Thursday morning: I get some information that changes my understanding of how this year’s training will go for me—that it will be more rigorous and longer, and will require more time away from home, less of an accelerated program and more of a 2012 ski odyssey. Even as I realize this will ultimately make me a better ski patroller, I doubt for the first time my ability to get it done this season, or at all. I spend the rest of the day working on my snowplowing and side-slipping. I miss Steve. I miss home. I start wondering why this ever seemed like a good idea. Before he leaves for the day, the supervisor of the paid patrol gives me a concerned look and pats me on the back. “We’re going to get you there,” he says firmly. I try to believe him.
Thursday night: I join several other candidates in working with another ski-and-toboggan instructor on his regular shift. I am exhausted from the get-go after spending most of the day snowplowing and side-slipping, which is kind of like getting ready for an evening 5K by doing a speed workout the morning of the race. I feel like I’m struggling with even the most basic skills. Video analysis shows that I’m locking out my downhill leg during my turns, still sitting back in my skis. I spend the night willing my quads to work and willing my eyes not to tear up in frustration, succeeding at neither.
Friday night: I work the day shift in a Day-Quil haze, thanks to a cold I’ve caught while staying in the patrol’s bunk room, located in a ventilation-free room below the rental department. Steve drives up from Virginia Beach and arrives to find me curled up on the couch, fast asleep, while other patrollers’ kids watch “Snow Dogs” on the bunk room television. We go out for pizza. It is the first time I’ve left Whitetail for days, besides a few trips to the McDonald’s in Clear Spring, which has cell reception and WiFi for work sessions. I tell Steve about the week. He tells me I’ve lost perspective on the whole thing, and asks if I can hear how impatient, perfectionistic and self-deprecating I’m being, and how self-defeating that all is. I pout, and tell him to cut me a break. I know in the pit of my stomach that he’s right.
Saturday: I go through the second official S&T class still feeling terrible about myself, getting through all the drills but enjoying very few of them. This time, video analysis shows that I need to “loosen up.” In the afternoon, I ride the lift up with the instructor I’d worked with in the morning, who senses something’s wrong. He asks if I’ve been free-skiing at all since starting the training, knowing that I haven’t been. So we take turns following each other through some nice, soft bumps along the side of a run. It’s so much fun, I finish each section giggling. I have my best runs of the day, and manage to incorporate most of the skills I’ve been obsessing about. Turns out it’s much easier to ski well when you’re not in the middle of a nervous breakdown. I finish the day feeling hopeful and optimistic.
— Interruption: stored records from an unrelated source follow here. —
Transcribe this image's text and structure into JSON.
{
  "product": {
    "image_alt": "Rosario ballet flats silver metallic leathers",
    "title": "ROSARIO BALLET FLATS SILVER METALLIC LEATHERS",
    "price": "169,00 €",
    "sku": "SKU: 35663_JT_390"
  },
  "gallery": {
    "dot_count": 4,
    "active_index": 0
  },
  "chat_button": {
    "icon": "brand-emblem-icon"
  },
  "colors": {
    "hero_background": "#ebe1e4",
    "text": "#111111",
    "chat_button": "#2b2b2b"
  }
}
Sunday: On our way to dinner, Steve suggests I draw on sports-psychology lessons I’ve learned while training for various endurance events. As an example, he asks whether I ever doubted I’d finish my first marathon. He doesn’t expect me to say yes. I start thinking about how low I felt after my first-ever 17-miler, when I melted in the Florida heat and walked the last two miles, certain I could never finish a full 26.2. Then, I think about how I called my friend Sarah to tell her I wouldn’t be going to Nashville with her, and how she gently told me that it’s perfectly normal to feel awful during a long run, that the long run is sometimes just a dark point of training to be gotten through. I remember that a good training cycle isn’t about the absence of low points, but instead about how you handle those moments of intense self-doubt. When I start looking at some of the events of the past week as a perfectly normal dark point in training to be gotten through, everything ahead seems much brighter.
Monday: We stop at the DC Ski Center on our way out of town to shop for a new helmet and goggles for me. Steve suggests I stick around D.C. for the rest of the week to squeeze in a bit more training. I melt with gratitude, and take him up on it. So here I am.